WHAT THE TASK ASKS: How many lines in the material below include the word "title"? Give only the number.

---

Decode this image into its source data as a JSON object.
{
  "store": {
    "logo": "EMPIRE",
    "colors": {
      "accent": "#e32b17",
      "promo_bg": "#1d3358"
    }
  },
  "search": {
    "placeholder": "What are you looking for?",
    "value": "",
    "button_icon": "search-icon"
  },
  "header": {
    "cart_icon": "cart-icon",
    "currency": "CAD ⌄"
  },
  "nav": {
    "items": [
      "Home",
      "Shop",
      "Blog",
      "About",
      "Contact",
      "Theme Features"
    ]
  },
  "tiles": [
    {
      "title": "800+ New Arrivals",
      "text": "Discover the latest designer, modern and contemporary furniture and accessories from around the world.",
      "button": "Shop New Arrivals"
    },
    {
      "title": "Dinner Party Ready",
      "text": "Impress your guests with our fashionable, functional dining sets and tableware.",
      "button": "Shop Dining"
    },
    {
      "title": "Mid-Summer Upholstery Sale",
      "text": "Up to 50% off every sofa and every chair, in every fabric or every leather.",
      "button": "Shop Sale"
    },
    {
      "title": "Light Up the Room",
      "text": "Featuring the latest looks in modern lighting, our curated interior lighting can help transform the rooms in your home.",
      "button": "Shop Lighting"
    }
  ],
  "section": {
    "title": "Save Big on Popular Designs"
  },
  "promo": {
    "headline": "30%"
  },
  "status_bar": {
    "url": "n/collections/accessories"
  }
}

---

EXERCISE ANSWER: 5